* ASSIGNED TASK
Pictures are not part of the copy. Reproduce all the records exactly.

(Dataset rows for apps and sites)

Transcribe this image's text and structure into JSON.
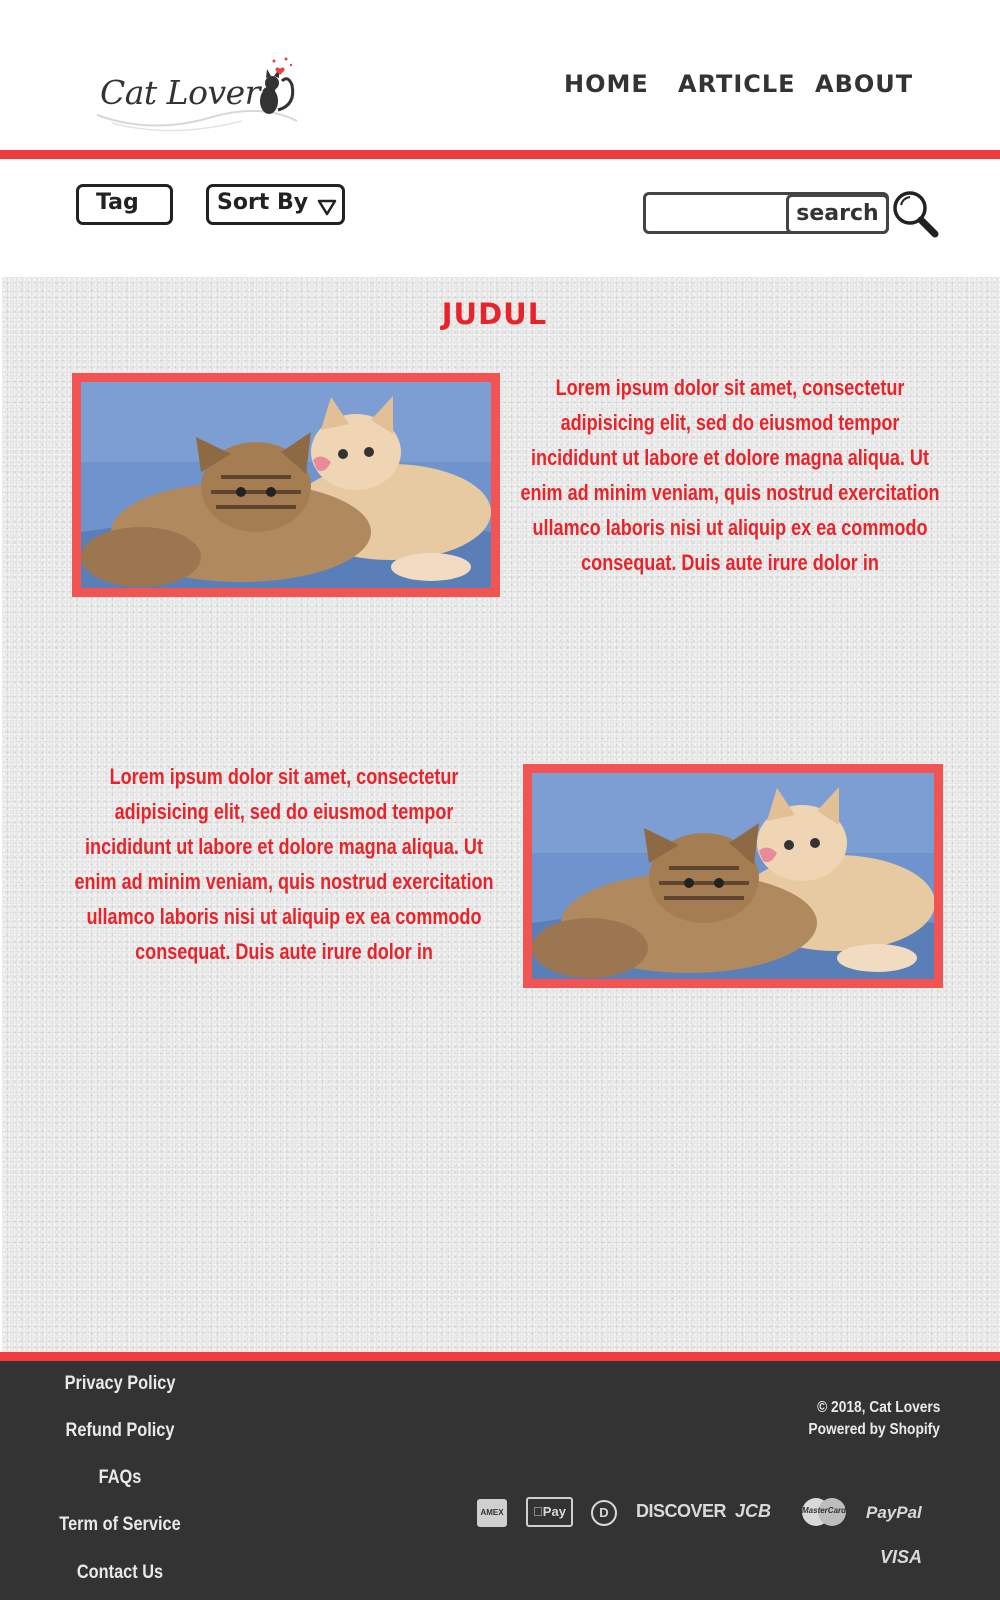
{
  "header": {
    "logo_text": "Cat Lovers",
    "nav": {
      "home": "HOME",
      "article": "ARTICLE",
      "about": "ABOUT"
    }
  },
  "toolbar": {
    "tag_label": "Tag",
    "sort_label": "Sort By",
    "search_value": "",
    "search_button_label": "search"
  },
  "main": {
    "title": "JUDUL",
    "articles": [
      {
        "text": "Lorem ipsum dolor sit amet, consectetur adipisicing elit, sed do eiusmod tempor incididunt ut labore et dolore magna aliqua. Ut enim ad minim veniam, quis nostrud exercitation ullamco laboris nisi ut aliquip ex ea commodo consequat. Duis aute irure dolor in"
      },
      {
        "text": "Lorem ipsum dolor sit amet, consectetur adipisicing elit, sed do eiusmod tempor incididunt ut labore et dolore magna aliqua. Ut enim ad minim veniam, quis nostrud exercitation ullamco laboris nisi ut aliquip ex ea commodo consequat. Duis aute irure dolor in"
      }
    ]
  },
  "footer": {
    "links": [
      "Privacy Policy",
      "Refund Policy",
      "FAQs",
      "Term of Service",
      "Contact Us"
    ],
    "copyright": "© 2018, Cat Lovers",
    "powered_by": "Powered by Shopify",
    "payments": {
      "amex": "AMEX",
      "applepay": "Pay",
      "diners": "D",
      "discover": "DISCOVER",
      "jcb": "JCB",
      "mastercard": "MasterCard",
      "paypal": "PayPal",
      "visa": "VISA"
    }
  },
  "colors": {
    "accent_red": "#f03c3c",
    "text_red": "#e8242a",
    "footer_bg": "#333333"
  }
}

* EXPECTED ANSWER
Transcribe this image's text and structure into JSON.
{
  "header": {
    "logo_text": "Cat Lovers",
    "nav": {
      "home": "HOME",
      "article": "ARTICLE",
      "about": "ABOUT"
    }
  },
  "toolbar": {
    "tag_label": "Tag",
    "sort_label": "Sort By",
    "search_value": "",
    "search_button_label": "search"
  },
  "main": {
    "title": "JUDUL",
    "articles": [
      {
        "text": "Lorem ipsum dolor sit amet, consectetur adipisicing elit, sed do eiusmod tempor incididunt ut labore et dolore magna aliqua. Ut enim ad minim veniam, quis nostrud exercitation ullamco laboris nisi ut aliquip ex ea commodo consequat. Duis aute irure dolor in"
      },
      {
        "text": "Lorem ipsum dolor sit amet, consectetur adipisicing elit, sed do eiusmod tempor incididunt ut labore et dolore magna aliqua. Ut enim ad minim veniam, quis nostrud exercitation ullamco laboris nisi ut aliquip ex ea commodo consequat. Duis aute irure dolor in"
      }
    ]
  },
  "footer": {
    "links": [
      "Privacy Policy",
      "Refund Policy",
      "FAQs",
      "Term of Service",
      "Contact Us"
    ],
    "copyright": "© 2018, Cat Lovers",
    "powered_by": "Powered by Shopify",
    "payments": {
      "amex": "AMEX",
      "applepay": "Pay",
      "diners": "D",
      "discover": "DISCOVER",
      "jcb": "JCB",
      "mastercard": "MasterCard",
      "paypal": "PayPal",
      "visa": "VISA"
    }
  },
  "colors": {
    "accent_red": "#f03c3c",
    "text_red": "#e8242a",
    "footer_bg": "#333333"
  }
}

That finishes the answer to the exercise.